You control a small elf (yes, an elf – called Archer) who can move anywhere within a small area at the bottom of the screen. Millipedes – long, multi-sectioned insects – move side to side and down the screen, turning when they hit a mushroom (or the side of the screen). What this basically means is that hitting mushrooms makes the millipede move down the screen quicker, so shooting the mushrooms and removing them from the millipede’s path helps keep it higher up the screen for longer. The ‘elf’ fires constantly if you hold the fire button down, but – crucially – he will not fire another bullet until the last one has gone. So shooting becomes tactical at certain times.

Differences to Centipede include: DDT bombs that can be shot once and will kill any insects caught in the blast radius; a bonus level where a swarm of bees replace the usual millipede; the choice of whether to start at an advance level before the game starts; and the introduction of a variety of new enemy bugs. The millipede itself also moves faster than the centipede in the previous game, which makes it harder to hit.

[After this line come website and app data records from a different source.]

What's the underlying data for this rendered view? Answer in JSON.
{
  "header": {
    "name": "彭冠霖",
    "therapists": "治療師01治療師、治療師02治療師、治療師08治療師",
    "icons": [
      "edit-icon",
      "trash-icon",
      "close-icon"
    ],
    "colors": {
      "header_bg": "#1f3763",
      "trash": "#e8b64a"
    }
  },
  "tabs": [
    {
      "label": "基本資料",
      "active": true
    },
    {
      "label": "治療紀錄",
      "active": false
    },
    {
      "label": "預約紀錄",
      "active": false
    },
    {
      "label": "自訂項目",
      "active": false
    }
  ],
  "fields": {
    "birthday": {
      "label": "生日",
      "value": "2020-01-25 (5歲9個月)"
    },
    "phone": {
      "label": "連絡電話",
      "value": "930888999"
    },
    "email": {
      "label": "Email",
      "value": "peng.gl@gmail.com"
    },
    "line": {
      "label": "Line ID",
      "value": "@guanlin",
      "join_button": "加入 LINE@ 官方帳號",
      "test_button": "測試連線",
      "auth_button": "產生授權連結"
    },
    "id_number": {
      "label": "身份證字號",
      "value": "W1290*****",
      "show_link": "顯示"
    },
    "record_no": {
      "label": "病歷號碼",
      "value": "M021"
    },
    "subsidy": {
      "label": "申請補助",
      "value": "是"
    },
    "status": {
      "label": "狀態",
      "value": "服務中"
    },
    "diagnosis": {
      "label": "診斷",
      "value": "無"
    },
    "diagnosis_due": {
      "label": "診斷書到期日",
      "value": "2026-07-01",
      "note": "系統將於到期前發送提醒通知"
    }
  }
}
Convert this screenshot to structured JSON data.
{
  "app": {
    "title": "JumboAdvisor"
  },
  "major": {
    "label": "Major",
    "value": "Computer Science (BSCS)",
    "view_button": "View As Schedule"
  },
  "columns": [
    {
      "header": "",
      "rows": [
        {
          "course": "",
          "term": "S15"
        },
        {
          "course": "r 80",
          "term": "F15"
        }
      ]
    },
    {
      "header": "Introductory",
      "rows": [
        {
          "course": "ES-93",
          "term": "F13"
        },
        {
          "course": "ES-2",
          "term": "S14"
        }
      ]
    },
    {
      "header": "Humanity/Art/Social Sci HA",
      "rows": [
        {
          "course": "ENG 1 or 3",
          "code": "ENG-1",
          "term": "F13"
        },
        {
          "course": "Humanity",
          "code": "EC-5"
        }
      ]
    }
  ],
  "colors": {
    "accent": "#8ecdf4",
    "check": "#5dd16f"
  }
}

Millipede is a fast and enjoyable shooter from the early days of video game arcades. It’s also been converted to many home systems and is still popular today. Considering that it’s been 37 years since it’s release, that is quite remarkable.

More: Millipede on Wikipedia

Basketball, Arcade

This is the 1979, black and white arcade game, Basketball, as developed and manufactured by Atari Inc. It had two trackballs on the cabinet – one for each player.

Atari Basketball is a one-on-one game with ridiculously simple controls and objectives. For a single coin you got a three minute game, and either played against the computer or a second player. Adding more coins gave you more time, and the aim was simple: score baskets; score points; be the highest scorer.

Compared to video games now Basketball looks a bit ridiculous, but – believe me – when this was in arcades in 1979 it was pretty dazzling stuff. In fact, this was one of the earliest video games I remember playing, and I also remember hurting myself on the trackball by nipping the skin on my hand between the trackball and the cabinet! It hurt a lot, which is why I remember it so well after so long has passed (40 years ago!)…

Atari Basketball was also one of the first two-player games I remember playing – against both my brother and my dad (my dad used to play basketball so this game was attractive to him). It’s definitely fun two-player, for a short while at least.

While this is nothing like the basketball games of today, it was an early, important seed in the genre. It was the first basketball game to use the side-on, high-angled view of the court, which you see all the time now. It wasn’t uncommon to see Atari Basketball cabinets in video game arcades up and down the United Kingdom in the early 1980s and it almost certainly had an considerable influence on other video games that followed it. Even if it does look a bit lame by today’s standards… 🙂

More: Basketball on Wikipedia